One of the most common complaints I get from Amtrak customers is about their tickets. The National Railroad Passenger Corporation uses old-school paper tickets that have cash value. I asked Matt Hardison, Amtrak’s chief for sales distribution and customer service, about the ticket troubles, and how to solve them.
What are the rules regarding lost tickets on Amtrak?
Most consumers have forgotten the days when tickets essentially had cash value. Today, there are almost no conventional tickets for the airlines anymore. Consequently, Amtrak is one of the last intercity modes of travel whose tickets still have value – what we call “value documents” – and for now our policies still need to reflect that. Read more “Amtrak is all aboard with electronic ticketing in 2011”
US Airways is kind of obsessed with its numbers. It’s a good kind of obsession — it regularly touts its improvements in on-time arrivals, misplaced baggage, oversales and other metrics reported every month to the Transportation Department. Why is the airline so fixated on these figures? I asked Robert Isom, US Airways’ executive vice president and chief operating officer.
What’s so important about the numbers?
We focus on these numbers because they represent the reliability and convenience our customers expect from US Airways. These are also the metrics that the media most closely reports on and that all of the airlines are consistently measured against.

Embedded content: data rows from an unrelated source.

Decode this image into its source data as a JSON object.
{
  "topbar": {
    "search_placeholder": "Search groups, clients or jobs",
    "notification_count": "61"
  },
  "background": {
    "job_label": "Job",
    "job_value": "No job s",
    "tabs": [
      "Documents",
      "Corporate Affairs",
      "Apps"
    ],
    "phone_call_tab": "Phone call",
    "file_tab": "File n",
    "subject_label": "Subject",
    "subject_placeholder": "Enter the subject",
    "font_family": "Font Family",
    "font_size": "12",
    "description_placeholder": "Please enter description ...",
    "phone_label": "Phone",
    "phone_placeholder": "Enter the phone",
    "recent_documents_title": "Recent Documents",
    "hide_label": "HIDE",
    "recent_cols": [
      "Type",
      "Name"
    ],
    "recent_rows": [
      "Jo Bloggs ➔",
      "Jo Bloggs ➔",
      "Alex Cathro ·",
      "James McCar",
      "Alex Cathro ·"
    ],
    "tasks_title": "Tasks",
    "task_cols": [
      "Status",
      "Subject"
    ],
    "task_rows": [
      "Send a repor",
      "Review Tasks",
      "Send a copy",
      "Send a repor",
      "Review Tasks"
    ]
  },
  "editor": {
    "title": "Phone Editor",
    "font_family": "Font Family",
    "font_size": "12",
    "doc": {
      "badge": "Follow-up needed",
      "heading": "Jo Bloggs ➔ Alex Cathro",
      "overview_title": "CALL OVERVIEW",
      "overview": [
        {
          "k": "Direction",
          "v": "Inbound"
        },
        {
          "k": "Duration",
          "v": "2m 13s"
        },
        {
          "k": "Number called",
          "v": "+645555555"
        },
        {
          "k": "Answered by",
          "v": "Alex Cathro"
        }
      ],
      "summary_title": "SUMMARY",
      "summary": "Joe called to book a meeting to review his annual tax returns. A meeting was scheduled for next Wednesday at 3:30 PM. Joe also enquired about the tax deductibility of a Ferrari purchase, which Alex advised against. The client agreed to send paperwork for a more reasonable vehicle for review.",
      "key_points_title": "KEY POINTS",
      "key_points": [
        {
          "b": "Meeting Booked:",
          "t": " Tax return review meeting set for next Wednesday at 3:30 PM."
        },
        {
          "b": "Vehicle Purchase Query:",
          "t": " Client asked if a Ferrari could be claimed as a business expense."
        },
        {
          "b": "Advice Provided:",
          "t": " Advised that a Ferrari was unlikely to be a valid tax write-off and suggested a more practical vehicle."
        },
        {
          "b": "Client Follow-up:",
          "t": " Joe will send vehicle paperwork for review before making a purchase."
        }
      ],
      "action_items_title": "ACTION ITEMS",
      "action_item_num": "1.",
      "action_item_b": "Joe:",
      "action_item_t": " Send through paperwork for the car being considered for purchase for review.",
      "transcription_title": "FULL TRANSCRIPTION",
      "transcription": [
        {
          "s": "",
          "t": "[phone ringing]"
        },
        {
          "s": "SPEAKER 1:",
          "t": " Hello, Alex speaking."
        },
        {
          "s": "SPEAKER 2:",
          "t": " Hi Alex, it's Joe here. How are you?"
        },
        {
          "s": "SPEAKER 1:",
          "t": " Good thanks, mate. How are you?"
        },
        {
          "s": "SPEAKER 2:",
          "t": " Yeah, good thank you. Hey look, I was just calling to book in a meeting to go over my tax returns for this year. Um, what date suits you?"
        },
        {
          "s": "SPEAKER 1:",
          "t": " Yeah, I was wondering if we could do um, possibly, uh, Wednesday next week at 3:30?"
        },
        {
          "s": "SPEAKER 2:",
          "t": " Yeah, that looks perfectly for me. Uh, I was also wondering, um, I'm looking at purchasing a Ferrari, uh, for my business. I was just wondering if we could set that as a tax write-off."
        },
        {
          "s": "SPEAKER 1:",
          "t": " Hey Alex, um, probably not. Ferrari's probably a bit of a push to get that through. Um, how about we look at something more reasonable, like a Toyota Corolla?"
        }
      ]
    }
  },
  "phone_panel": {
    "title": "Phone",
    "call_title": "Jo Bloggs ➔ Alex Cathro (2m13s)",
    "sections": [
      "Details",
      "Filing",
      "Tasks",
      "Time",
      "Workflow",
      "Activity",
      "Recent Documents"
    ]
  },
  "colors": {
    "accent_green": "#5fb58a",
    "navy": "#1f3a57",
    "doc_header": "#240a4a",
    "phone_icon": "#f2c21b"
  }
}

These are the measures most often cited as defining an airline as an under or over-performer, and you have to believe that these are the metrics that level the playing field — although, that being said, comparing yourself to an airline that flies, say solely in Hawaii, from an on-time arrival perspective when your operation is based in the Northeast, for example, doesn’t seem to be a great leveler but hopefully you get the point.